    Even better if you can come up with a chemical way to get the titanium particles to bond together. Eg, the elemental-titanium micro-particles are also mixed with a complex titanium molecule, to apply it you mix it with a reactant that causes the molecular titanium to convert to the elemental form. Note the titanium isn’t “dissolved” in solution as Ti+ ions. It’s a chemical reaction to reduce the complex molecule Ti(7)So(5)Th(14)El(5) (Titanium-Some-Thing-Else-ite) into Titanium metal and soluble Something Else which is washed away.

    If the reaction is catalysed by the micro-particles, it would occurs primarily wherever they are in contact, creating filaments between themselves. (Eg, the titanium microparticles might have a meta-material surface texture which creates a pseudo-chemical reaction that acts as a catalyst.)

    Or, speaking of surface texture, maybe the surface texture is hooks and loops, but blocked by a soluble coating while they are in the can. Upon application, the surface chemicals dissolve away and the titanium micro-particles lock together.

  • Peter Hanely

    An additional detail that makes a realistic titanium foam in a can system difficult, titanium is a reactive metal, reacting almost immediately with an oxygen atmosphere. The system would need to prevent contact with the spacecraft atmosphere until the foam is set, or you end up with a titanium/oxide composite material. Then again, titanium oxide is a decent structural material in it’s own right.

  • Herp McDerp

    This would be trivially easy … if you had a Star Trek “transporter” that could teleport metallic dust wherever you wanted it and sinter it together. Or you could have software to define the “pattern” of a complete custom-designed object that you zap into position as a single unit.

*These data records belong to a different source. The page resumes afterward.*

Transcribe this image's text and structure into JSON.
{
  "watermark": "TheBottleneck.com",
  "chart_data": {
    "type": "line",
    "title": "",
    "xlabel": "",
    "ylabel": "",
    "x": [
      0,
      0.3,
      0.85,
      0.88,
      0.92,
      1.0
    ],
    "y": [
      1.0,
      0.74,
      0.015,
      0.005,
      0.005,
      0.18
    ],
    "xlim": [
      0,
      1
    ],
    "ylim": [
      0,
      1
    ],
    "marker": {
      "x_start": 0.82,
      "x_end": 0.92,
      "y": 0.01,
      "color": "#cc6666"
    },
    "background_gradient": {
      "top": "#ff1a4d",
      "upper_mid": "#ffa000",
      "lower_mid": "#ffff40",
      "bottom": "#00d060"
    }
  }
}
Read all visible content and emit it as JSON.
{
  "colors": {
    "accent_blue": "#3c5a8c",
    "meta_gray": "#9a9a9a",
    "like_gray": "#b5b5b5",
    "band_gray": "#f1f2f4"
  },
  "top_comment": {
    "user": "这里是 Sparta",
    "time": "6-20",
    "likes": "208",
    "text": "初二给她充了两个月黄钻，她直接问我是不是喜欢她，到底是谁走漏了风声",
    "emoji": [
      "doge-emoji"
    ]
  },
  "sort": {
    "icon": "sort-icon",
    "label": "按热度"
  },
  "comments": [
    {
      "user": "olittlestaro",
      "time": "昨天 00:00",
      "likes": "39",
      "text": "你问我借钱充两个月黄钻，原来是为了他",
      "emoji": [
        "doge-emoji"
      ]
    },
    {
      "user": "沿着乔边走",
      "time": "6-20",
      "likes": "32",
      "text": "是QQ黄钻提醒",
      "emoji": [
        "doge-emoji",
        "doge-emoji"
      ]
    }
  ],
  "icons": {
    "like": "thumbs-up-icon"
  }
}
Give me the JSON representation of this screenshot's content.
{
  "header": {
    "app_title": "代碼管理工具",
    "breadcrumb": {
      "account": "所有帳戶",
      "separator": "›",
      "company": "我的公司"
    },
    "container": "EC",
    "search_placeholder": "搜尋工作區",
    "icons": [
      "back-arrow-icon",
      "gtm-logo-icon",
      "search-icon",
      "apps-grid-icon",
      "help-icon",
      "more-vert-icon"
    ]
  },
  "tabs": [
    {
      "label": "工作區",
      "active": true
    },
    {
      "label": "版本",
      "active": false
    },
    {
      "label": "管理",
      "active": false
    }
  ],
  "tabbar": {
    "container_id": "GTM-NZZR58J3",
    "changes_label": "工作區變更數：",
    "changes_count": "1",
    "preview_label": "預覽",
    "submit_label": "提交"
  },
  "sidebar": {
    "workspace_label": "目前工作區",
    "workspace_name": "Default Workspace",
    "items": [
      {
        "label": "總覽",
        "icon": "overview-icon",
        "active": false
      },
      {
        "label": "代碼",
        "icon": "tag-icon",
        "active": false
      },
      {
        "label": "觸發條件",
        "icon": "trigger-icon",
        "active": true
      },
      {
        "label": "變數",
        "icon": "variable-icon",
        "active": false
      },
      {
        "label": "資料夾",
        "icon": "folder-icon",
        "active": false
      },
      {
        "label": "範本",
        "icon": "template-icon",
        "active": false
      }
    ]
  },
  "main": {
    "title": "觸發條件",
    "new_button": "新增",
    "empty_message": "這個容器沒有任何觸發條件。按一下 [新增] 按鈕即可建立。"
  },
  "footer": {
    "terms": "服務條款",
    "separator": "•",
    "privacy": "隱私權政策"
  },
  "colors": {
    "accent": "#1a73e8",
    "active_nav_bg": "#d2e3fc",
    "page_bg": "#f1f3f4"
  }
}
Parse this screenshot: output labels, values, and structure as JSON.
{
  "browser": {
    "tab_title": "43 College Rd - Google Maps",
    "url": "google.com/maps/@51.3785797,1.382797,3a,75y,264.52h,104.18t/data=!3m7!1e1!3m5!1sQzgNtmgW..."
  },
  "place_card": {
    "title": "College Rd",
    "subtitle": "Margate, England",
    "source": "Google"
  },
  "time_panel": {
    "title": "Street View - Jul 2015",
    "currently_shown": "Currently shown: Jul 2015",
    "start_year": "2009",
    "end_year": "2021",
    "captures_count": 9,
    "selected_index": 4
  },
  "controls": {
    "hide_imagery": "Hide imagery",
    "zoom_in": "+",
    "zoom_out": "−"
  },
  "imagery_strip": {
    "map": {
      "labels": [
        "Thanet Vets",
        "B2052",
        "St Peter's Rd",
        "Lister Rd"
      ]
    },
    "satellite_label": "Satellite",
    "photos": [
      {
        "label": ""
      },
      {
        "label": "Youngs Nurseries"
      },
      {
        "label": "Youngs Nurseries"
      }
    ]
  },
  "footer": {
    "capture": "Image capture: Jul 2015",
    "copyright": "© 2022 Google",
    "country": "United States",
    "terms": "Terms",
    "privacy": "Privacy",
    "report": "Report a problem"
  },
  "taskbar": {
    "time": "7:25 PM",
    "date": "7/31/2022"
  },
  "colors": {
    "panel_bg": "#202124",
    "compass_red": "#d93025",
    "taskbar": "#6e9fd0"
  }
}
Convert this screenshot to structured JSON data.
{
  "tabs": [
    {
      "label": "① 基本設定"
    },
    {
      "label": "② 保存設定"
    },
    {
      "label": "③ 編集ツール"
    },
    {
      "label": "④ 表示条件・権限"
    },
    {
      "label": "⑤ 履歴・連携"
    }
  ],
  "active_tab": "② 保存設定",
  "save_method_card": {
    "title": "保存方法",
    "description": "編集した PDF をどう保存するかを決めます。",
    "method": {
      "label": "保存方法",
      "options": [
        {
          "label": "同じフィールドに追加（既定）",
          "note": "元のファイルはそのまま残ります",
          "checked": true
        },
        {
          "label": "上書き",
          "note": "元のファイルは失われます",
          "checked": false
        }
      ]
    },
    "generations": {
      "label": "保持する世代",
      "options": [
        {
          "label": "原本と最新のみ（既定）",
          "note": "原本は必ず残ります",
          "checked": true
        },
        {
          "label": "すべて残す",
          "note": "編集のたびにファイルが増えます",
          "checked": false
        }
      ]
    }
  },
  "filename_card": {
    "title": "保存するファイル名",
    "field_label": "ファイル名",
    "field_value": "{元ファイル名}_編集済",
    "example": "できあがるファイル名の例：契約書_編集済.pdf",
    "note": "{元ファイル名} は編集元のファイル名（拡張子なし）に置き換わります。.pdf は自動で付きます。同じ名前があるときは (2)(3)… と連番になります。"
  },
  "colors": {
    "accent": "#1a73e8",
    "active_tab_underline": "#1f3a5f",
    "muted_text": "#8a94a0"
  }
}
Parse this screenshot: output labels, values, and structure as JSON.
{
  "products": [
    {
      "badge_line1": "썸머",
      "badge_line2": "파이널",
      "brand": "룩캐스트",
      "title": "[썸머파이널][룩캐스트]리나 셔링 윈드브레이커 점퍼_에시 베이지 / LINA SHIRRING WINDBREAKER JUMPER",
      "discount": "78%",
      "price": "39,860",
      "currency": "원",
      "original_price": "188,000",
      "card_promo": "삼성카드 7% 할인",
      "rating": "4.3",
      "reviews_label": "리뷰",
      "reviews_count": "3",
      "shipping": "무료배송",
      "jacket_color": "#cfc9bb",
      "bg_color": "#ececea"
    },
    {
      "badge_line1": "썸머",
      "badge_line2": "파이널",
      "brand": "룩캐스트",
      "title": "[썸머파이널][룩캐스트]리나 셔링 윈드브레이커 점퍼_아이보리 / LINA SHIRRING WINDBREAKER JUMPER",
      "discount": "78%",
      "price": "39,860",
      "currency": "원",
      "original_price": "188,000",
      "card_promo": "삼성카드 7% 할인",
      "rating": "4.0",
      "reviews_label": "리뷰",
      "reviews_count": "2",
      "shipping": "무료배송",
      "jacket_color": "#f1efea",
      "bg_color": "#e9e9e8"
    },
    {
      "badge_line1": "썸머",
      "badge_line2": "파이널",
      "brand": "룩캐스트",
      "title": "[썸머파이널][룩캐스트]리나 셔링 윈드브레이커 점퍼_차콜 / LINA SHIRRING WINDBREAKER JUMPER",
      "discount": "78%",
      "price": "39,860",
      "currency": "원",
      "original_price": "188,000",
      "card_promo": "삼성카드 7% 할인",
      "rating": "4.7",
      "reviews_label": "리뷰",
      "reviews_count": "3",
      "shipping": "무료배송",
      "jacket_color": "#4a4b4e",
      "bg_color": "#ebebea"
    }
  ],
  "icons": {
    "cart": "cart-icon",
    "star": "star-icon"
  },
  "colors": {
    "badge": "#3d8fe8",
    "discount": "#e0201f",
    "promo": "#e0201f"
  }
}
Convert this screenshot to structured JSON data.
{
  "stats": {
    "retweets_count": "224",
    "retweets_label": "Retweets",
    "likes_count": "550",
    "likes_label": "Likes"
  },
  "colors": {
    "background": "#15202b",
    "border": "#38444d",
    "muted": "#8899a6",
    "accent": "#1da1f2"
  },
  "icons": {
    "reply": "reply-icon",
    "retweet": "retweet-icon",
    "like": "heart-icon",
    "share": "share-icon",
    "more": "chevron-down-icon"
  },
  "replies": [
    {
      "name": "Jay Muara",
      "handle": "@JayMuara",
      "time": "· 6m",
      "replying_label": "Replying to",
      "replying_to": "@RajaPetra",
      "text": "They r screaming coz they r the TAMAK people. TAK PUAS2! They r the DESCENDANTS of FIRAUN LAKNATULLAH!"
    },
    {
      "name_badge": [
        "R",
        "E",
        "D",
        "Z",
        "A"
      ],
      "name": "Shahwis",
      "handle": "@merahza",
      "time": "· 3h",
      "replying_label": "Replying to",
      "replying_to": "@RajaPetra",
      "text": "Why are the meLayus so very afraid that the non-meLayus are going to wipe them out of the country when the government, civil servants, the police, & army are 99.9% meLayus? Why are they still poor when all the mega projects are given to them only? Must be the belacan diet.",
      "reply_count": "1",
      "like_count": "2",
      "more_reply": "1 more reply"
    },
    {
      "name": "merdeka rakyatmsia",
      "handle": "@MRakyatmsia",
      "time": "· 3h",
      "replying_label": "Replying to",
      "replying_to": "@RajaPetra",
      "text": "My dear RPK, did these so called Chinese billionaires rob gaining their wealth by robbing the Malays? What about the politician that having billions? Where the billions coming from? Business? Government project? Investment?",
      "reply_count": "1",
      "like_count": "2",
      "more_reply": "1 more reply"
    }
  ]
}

    Hmmm … That makes me wonder why they don’t use transporter beams on the Enterprise to effect instant repairs when they get into space battles. Maybe they do …